» Data shown
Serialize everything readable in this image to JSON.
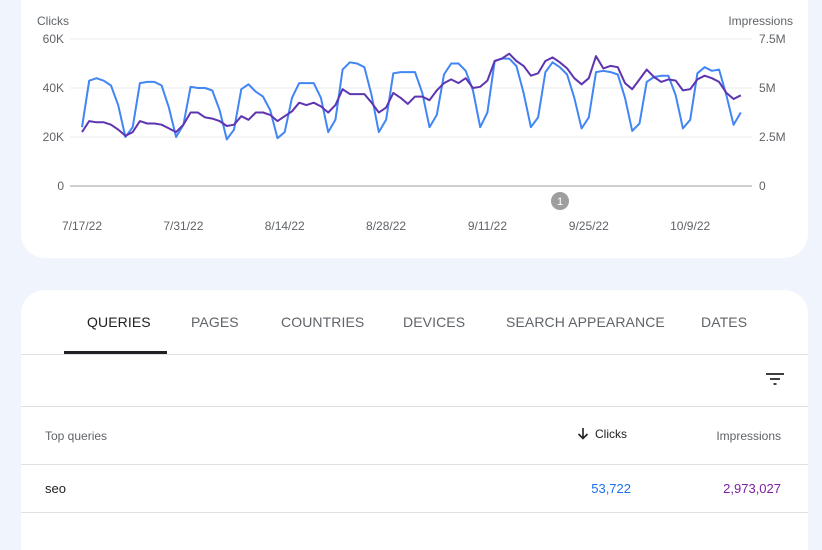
{
  "chart_data": {
    "type": "line",
    "left_axis_label": "Clicks",
    "right_axis_label": "Impressions",
    "left_ticks": [
      "0",
      "20K",
      "40K",
      "60K"
    ],
    "right_ticks": [
      "0",
      "2.5M",
      "5M",
      "7.5M"
    ],
    "left_ylim": [
      0,
      60000
    ],
    "right_ylim": [
      0,
      7500000
    ],
    "x_tick_labels": [
      "7/17/22",
      "7/31/22",
      "8/14/22",
      "8/28/22",
      "9/11/22",
      "9/25/22",
      "10/9/22"
    ],
    "x_range": [
      "2022-07-17",
      "2022-10-16"
    ],
    "grid": true,
    "annotation_label": "1",
    "annotation_date": "2022-09-22",
    "series": [
      {
        "name": "Clicks",
        "axis": "left",
        "color": "#4285f4",
        "values": [
          24000,
          43000,
          44000,
          43000,
          41000,
          33000,
          20000,
          24000,
          42000,
          42500,
          42500,
          41000,
          32000,
          20000,
          25000,
          40500,
          40000,
          40000,
          39000,
          31000,
          19000,
          23000,
          39500,
          41500,
          38500,
          36500,
          31000,
          19500,
          22000,
          36000,
          42000,
          42000,
          42000,
          36000,
          22000,
          27000,
          47500,
          50500,
          50000,
          48500,
          37000,
          22000,
          27000,
          46000,
          46500,
          46500,
          46500,
          38000,
          24000,
          29000,
          45500,
          50000,
          50000,
          47000,
          39000,
          24000,
          30000,
          51000,
          52000,
          52000,
          49000,
          38000,
          24000,
          28000,
          46500,
          50500,
          48500,
          45500,
          36000,
          23500,
          28000,
          46500,
          47000,
          46500,
          45500,
          36000,
          22500,
          25500,
          42500,
          44500,
          45000,
          45000,
          37000,
          23500,
          27000,
          46000,
          48500,
          47000,
          47500,
          37000,
          25000,
          30000
        ]
      },
      {
        "name": "Impressions",
        "axis": "right",
        "color": "#5e35b1",
        "values": [
          2750000,
          3310000,
          3250000,
          3250000,
          3130000,
          2880000,
          2560000,
          2750000,
          3310000,
          3190000,
          3190000,
          3130000,
          2940000,
          2750000,
          3130000,
          3750000,
          3750000,
          3500000,
          3440000,
          3310000,
          3060000,
          3130000,
          3560000,
          3380000,
          3750000,
          3750000,
          3630000,
          3310000,
          3560000,
          3810000,
          4250000,
          4130000,
          4250000,
          4060000,
          3750000,
          4130000,
          4940000,
          4690000,
          4690000,
          4690000,
          4250000,
          3750000,
          4000000,
          4750000,
          4500000,
          4190000,
          4560000,
          4560000,
          4380000,
          4880000,
          5250000,
          5440000,
          5250000,
          5500000,
          5000000,
          5060000,
          5380000,
          6380000,
          6500000,
          6750000,
          6380000,
          6130000,
          5630000,
          5750000,
          6380000,
          6560000,
          6310000,
          6000000,
          5500000,
          5190000,
          5500000,
          6630000,
          6000000,
          6130000,
          6060000,
          5250000,
          4940000,
          5440000,
          5940000,
          5560000,
          5310000,
          5440000,
          5380000,
          4880000,
          4940000,
          5440000,
          5630000,
          5500000,
          5310000,
          4750000,
          4440000,
          4630000
        ]
      }
    ]
  },
  "tabs": [
    {
      "label": "QUERIES",
      "active": true
    },
    {
      "label": "PAGES"
    },
    {
      "label": "COUNTRIES"
    },
    {
      "label": "DEVICES"
    },
    {
      "label": "SEARCH APPEARANCE"
    },
    {
      "label": "DATES"
    }
  ],
  "filter_icon": "filter-list-icon",
  "table": {
    "headers": {
      "query": "Top queries",
      "clicks": "Clicks",
      "impressions": "Impressions"
    },
    "sort_icon": "arrow-down-icon",
    "rows": [
      {
        "query": "seo",
        "clicks": "53,722",
        "impressions": "2,973,027"
      }
    ],
    "colors": {
      "clicks": "#1a73e8",
      "impressions": "#7b1fa2"
    }
  }
}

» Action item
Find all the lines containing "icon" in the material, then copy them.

» Answer below
  "filter_icon": "filter-list-icon",
    "sort_icon": "arrow-down-icon",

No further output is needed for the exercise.